The dinner bell sounded again and Brian reminded the prince that lunch was being served. We walked hesitantly with him, completely unaware of the required etiquette. And he knew it, for he placed a hand on my back, leaned down to me and whispered: “You go first and I’ll follow.” All I could say was a simple “Thank you” and led the way into the dining hall, with Brian bringing up the royal rear. I was immediately pounced on by all the women there who were desperate to know what we had been talking about.  I smiled and shook my head, leaving them to wonder.

 

Today, the north-east of England [Newcastle and Gateshead in particular] has become a real cultural region. It’s taken over thirty years, but I like to kid myself that my few words to Prince Charles on that memorable occasion had helped in some small way.

8. juin, 2018

I've written numerous novels since 2001, but this is the first big romance and so very different from everything else I've written. It's a love story, written in the first person and there is no suspense [as in danger and violence]. It is out today in print form and e-book and already I've received this wonderful review from Judith Pittman:

This Affair will grab hold of you from page one and you won't be able to close the book until you've read the very last page. Make sure you start it on a day when you've time to forget everything else you're supposed to get done. 
#Amazon

 

14. mai, 2018

This is a story inspired by an old house in the town where I was born. A small mining town called Felling, once in County Durham, now in Tyne & Wear, north-east England. My heroine, Rosa, is born into poverty in the early 1900’s where she has to deal with her alcoholic, amoral mother and look after her crippled brother and two younger siblings. She bears no resemblance to the rest of her family and rumours abound regarding her biological father. Was he the son of the rich Italian family who once owned the house that became an obsession with Rosa, together with the young man who now owns it. There is no hope of this handsome young man ever falling in love with the beautiful girl  from the wrong side of the tracks.

But Rosa continues to dream. She dreams of Richard through a violent rape by her mother’s lodger. She dreams of Richard while giving her affections to the travelling salesman who eventually becomes the father of her illegitimate child – a child that was taken from her the day it was born. But Rosa refuses to give up and finding the child, she becomes its nanny, only to discover that the adoptive father is, ironically, her daughter’s biological father. Another affair develops, then disaster strikes when the family are lost at sea. Rosa, strong-willed, finds a way to survive, fighting everything that fate throws at her through two world wars finally realising two dreams that have haunted her all her life – to live in Orchard House and win the love of Richard…

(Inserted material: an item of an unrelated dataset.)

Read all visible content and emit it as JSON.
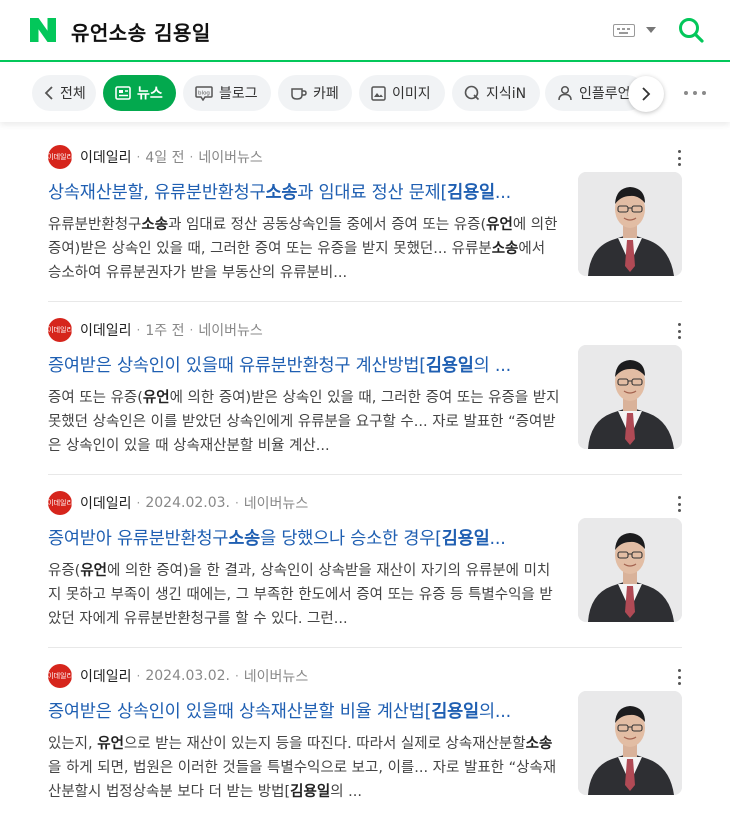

So how come this was the novel that almost never was published? I wrote the original version more than twenty years ago. It was accepted with enthusiasm by two important agents. The first asked me to shorten it by 30,000 words, which I did with great difficulty, but his ‘reader’ then said ‘no’. The second agent asked me to lengthen it by 20,000 words and I faithfully did the work, but his publisher said: “If I had seen this book three years ago I would have accepted it, but now it’s out of vogue.” I had been trying to market the novel for twenty years or more without any success.

The I heard of Books We Love, Canadian publishers who only accepted writers who were already published. By then I had 26 titles in print. My husband, who had never lost faith in ‘Where The Wind Blows’, which we fondly referred to as ‘Rosa’, the title we finally agreed on, persuaded me to get the book off the shelf, revise it and send it off. I did and it was the fourth rendering of the novel that sailed off to Canada and was accepted with the editor’s one-word review coming back to me: “Wonderful!”

I am now waiting for another book to appear – my first real romance – ‘THIS AFFAIR’ – due to be published in June 2018 and am at present working on a romantic suspense about a dysfunctional family during the First World War – ‘FORBIDDEN’. 

But it will always be ‘Rosa’ that will be closest to my heart…until another dream book is realised – and I have plenty of those to work on.